Hi some body help me my 5d mark iii camera setup bco’z when iam taking pic too much noise coming with flash using also
What are your settings? Can you post an image?
Mee to same problem
Very useful information. Thanks a lot. Can you share the information if you have more? Appreciate it. I have Canon 5d Mark 3 as well.
I just bought the 5DM3, previously owned a 7D. Since I shoot in RAW most of the time, and use Lightroom6, I would like to duplicate or close, to what was displayed on the camera’s back when I import my shots to LR. Apparently, LR displays the shots way different on what I see in my camera. Do you have an import presets that will closely match Canons? thank you. I think the JPG rendering are different between them but it would be nice if I can match them close. Thank you.

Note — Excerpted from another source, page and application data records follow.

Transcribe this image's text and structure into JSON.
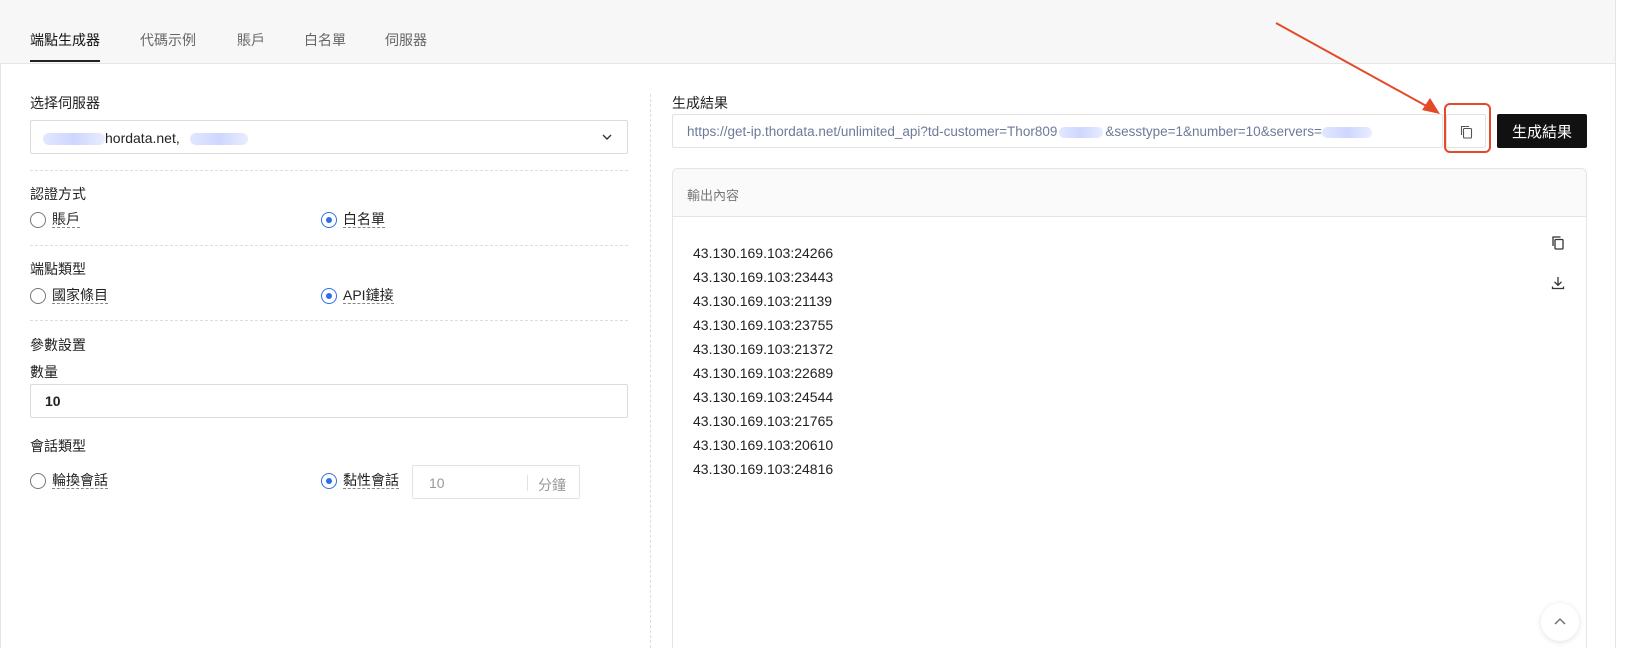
{
  "tabs": [
    {
      "label": "端點生成器",
      "active": true
    },
    {
      "label": "代碼示例",
      "active": false
    },
    {
      "label": "賬戶",
      "active": false
    },
    {
      "label": "白名單",
      "active": false
    },
    {
      "label": "伺服器",
      "active": false
    }
  ],
  "left": {
    "server_label": "选择伺服器",
    "server_value": "hordata.net,",
    "auth_label": "認證方式",
    "auth_options": [
      {
        "label": "賬戶",
        "checked": false
      },
      {
        "label": "白名單",
        "checked": true
      }
    ],
    "endpoint_label": "端點類型",
    "endpoint_options": [
      {
        "label": "國家條目",
        "checked": false
      },
      {
        "label": "API鏈接",
        "checked": true
      }
    ],
    "params_label": "參數設置",
    "quantity_label": "數量",
    "quantity_value": "10",
    "session_label": "會話類型",
    "session_options": [
      {
        "label": "輪換會話",
        "checked": false
      },
      {
        "label": "黏性會話",
        "checked": true
      }
    ],
    "sticky_minutes": "10",
    "sticky_unit": "分鐘"
  },
  "right": {
    "result_label": "生成結果",
    "url_part1": "https://get-ip.thordata.net/unlimited_api?td-customer=Thor809",
    "url_part2": "&sesstype=1&number=10&servers=",
    "generate_button": "生成結果",
    "output_title": "輸出內容",
    "output_lines": [
      "43.130.169.103:24266",
      "43.130.169.103:23443",
      "43.130.169.103:21139",
      "43.130.169.103:23755",
      "43.130.169.103:21372",
      "43.130.169.103:22689",
      "43.130.169.103:24544",
      "43.130.169.103:21765",
      "43.130.169.103:20610",
      "43.130.169.103:24816"
    ]
  },
  "icons": {
    "copy": "copy-icon",
    "download": "download-icon",
    "chevron": "chevron-down-icon",
    "scroll_top": "chevron-up-icon",
    "annotation_arrow": "arrow-annotation"
  },
  "colors": {
    "accent": "#2f6fe4",
    "annotation": "#e24a2a",
    "primary_button": "#111111"
  }
}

Andy, the image that is display on the back of your Canon camera regardless shooting raw or JPEG is a result of the image + in-camera post processing (picture style). When shooting JPEG, this will ‘stick’, when shooting RAW, that image is embedded as a smaller thumb inside the RAW file but your RAW image processor (Lightroom, Capture One, etc.) will then takeover during import and apply it’s own picture settings on import. When using Lightroom, to mimic the picture that closely resembles what you saw on the back of your camera, in Develop mode, on the right hand side scroll all the way down to Camera Calibration and change it from “Adobe” to “Camera Standard” or whatever the name of the Canon picture style you used. Usually reds and blues are affected the most. Alternatively, Canon’s DPP will give you an exact 1:1 match with the camera.
Thank you so much for these custom functions.
Would you be willing to share some wedding picture style with me?
Great tips on optimum settings,
No wonder people are still viewing this article and leaving great comments. This is such a great help!!!
some 3 years later and still this is a really useful article – thanks 🙂
Is it possible to get your fashion show settings?
and did you produce one for the cinematic look for stills (16×9 setup)? if so, I would love to see what you have done compared to my settings.
Thanks again for your help
Thanks Phil, much appreciated 🙂
I have looked and looked but cannot find the Min Shutter Speed option in the menus option – can you help?
This article is the best I have seen anywhere thanks.
Thanks Roger! On a 5D mark III, this option should be on the second red shooting menu tab. Reply back if you still need help.
Wow, it’s really helpful, Would you be willing to share your Fashion picture style with me for my fashion blog in the future, please? and how to use shutter speed when is the model walking on the street? 🙂
Hey Nabz, choosing the right shutter speed comes down to what focal length you’re shooting at and (obviously) how fast your model is walking but assuming you’re shooting between 50mm – 70mm, I would usually go with a speed anywhere between 1/125 – 1/250 depending on the model’s movement.
`just me bicus 5d mark three camera hdmi not working plz tha eshu rply
Thanks for this article. I was looking for inspiration to set up my canon camera and I sure found it. I also voted for an tutorial on LR workflow. Looking very much forward to get some new tips in that department.
myson was playing with my canon 1dx and clear my setting. now my lens wont focus i tried using my other len still the auto focus not working need help.